Report each line from the records where the string "Windows" turns up.

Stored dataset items
# # # # # # #

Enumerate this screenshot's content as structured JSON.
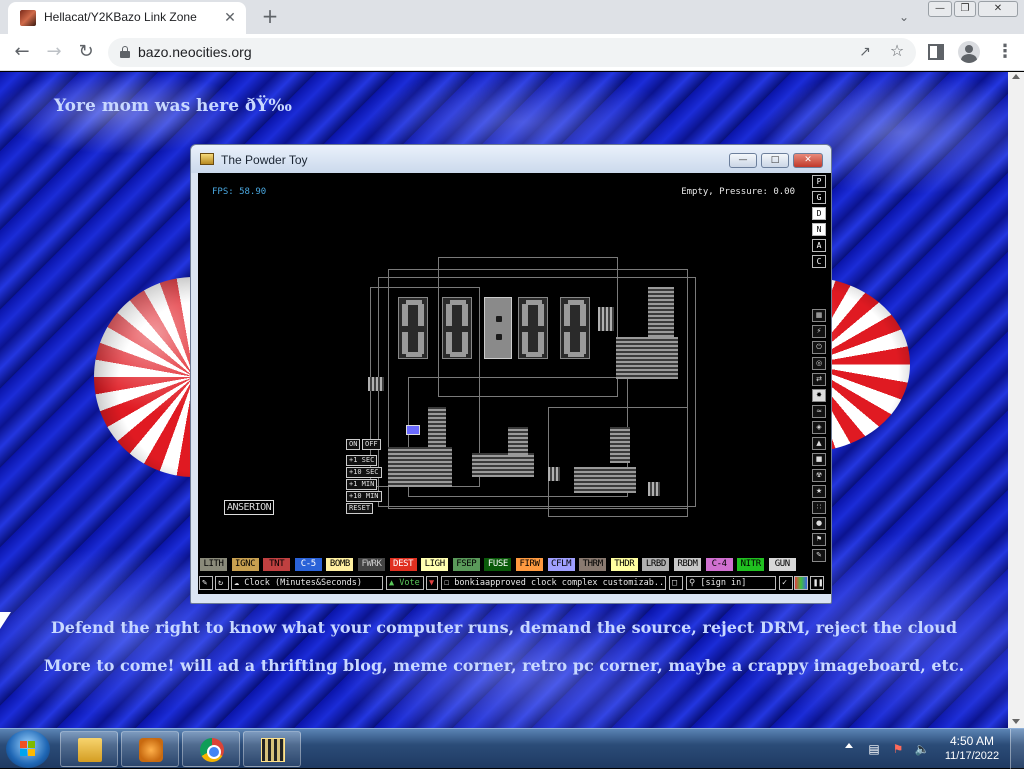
{
  "browser": {
    "tab_title": "Hellacat/Y2KBazo Link Zone",
    "tab_close_glyph": "✕",
    "new_tab_glyph": "+",
    "url": "bazo.neocities.org",
    "back_glyph": "←",
    "forward_glyph": "→",
    "reload_glyph": "↻",
    "icons": [
      "lock-icon",
      "share-icon",
      "star-icon",
      "side-panel-icon",
      "profile-icon",
      "menu-icon"
    ]
  },
  "page": {
    "top_text": "Yore mom was here ðŸ‰",
    "footer_line_1": "Defend the right to know what your computer runs, demand the source, reject DRM, reject the cloud",
    "footer_line_2": "More to come! will ad a thrifting blog, meme corner, retro pc corner, maybe a crappy imageboard, etc.",
    "background_accent": "#0a18b8"
  },
  "powder_toy": {
    "window_title": "The Powder Toy",
    "fps": "FPS: 58.90",
    "status": "Empty, Pressure: 0.00",
    "author_tag": "ANSERION",
    "clock_digits": [
      "0",
      "0",
      "0",
      "0"
    ],
    "controls": [
      "ON",
      "OFF",
      "+1 SEC",
      "+10 SEC",
      "+1 MIN",
      "+10 MIN",
      "RESET"
    ],
    "sidebar_modes": [
      "P",
      "G",
      "D",
      "N",
      "A",
      "C"
    ],
    "elements": [
      {
        "label": "LITH",
        "bg": "#8a8a7a",
        "fg": "#000"
      },
      {
        "label": "IGNC",
        "bg": "#c8a050",
        "fg": "#000"
      },
      {
        "label": "TNT",
        "bg": "#c04040",
        "fg": "#000"
      },
      {
        "label": "C-5",
        "bg": "#2a62d8",
        "fg": "#fff"
      },
      {
        "label": "BOMB",
        "bg": "#fff0a0",
        "fg": "#000"
      },
      {
        "label": "FWRK",
        "bg": "#444444",
        "fg": "#ccc"
      },
      {
        "label": "DEST",
        "bg": "#e03020",
        "fg": "#fff"
      },
      {
        "label": "LIGH",
        "bg": "#ffffb0",
        "fg": "#000"
      },
      {
        "label": "FSEP",
        "bg": "#5a9a5a",
        "fg": "#000"
      },
      {
        "label": "FUSE",
        "bg": "#0a5a0a",
        "fg": "#fff"
      },
      {
        "label": "FIRW",
        "bg": "#ff9a40",
        "fg": "#000"
      },
      {
        "label": "CFLM",
        "bg": "#a0a0ff",
        "fg": "#000"
      },
      {
        "label": "THRM",
        "bg": "#8a7a70",
        "fg": "#000"
      },
      {
        "label": "THDR",
        "bg": "#ffffa0",
        "fg": "#000"
      },
      {
        "label": "LRBD",
        "bg": "#b0b0b0",
        "fg": "#000"
      },
      {
        "label": "RBDM",
        "bg": "#c8c8c8",
        "fg": "#000"
      },
      {
        "label": "C-4",
        "bg": "#d070d0",
        "fg": "#000"
      },
      {
        "label": "NITR",
        "bg": "#20c020",
        "fg": "#000"
      },
      {
        "label": "GUN",
        "bg": "#d8d8d8",
        "fg": "#000"
      }
    ],
    "save_name": "Clock (Minutes&Seconds)",
    "vote_label": "Vote",
    "description": "bonkiaapproved clock complex customizab...",
    "sign_in": "[sign in]"
  },
  "taskbar": {
    "clock_time": "4:50 AM",
    "clock_date": "11/17/2022",
    "apps": [
      "Windows Explorer",
      "Windows Media Player",
      "Google Chrome",
      "The Powder Toy"
    ]
  }
}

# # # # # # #

ANSWER TO THE PROBLEM
      "Windows Explorer",
      "Windows Media Player",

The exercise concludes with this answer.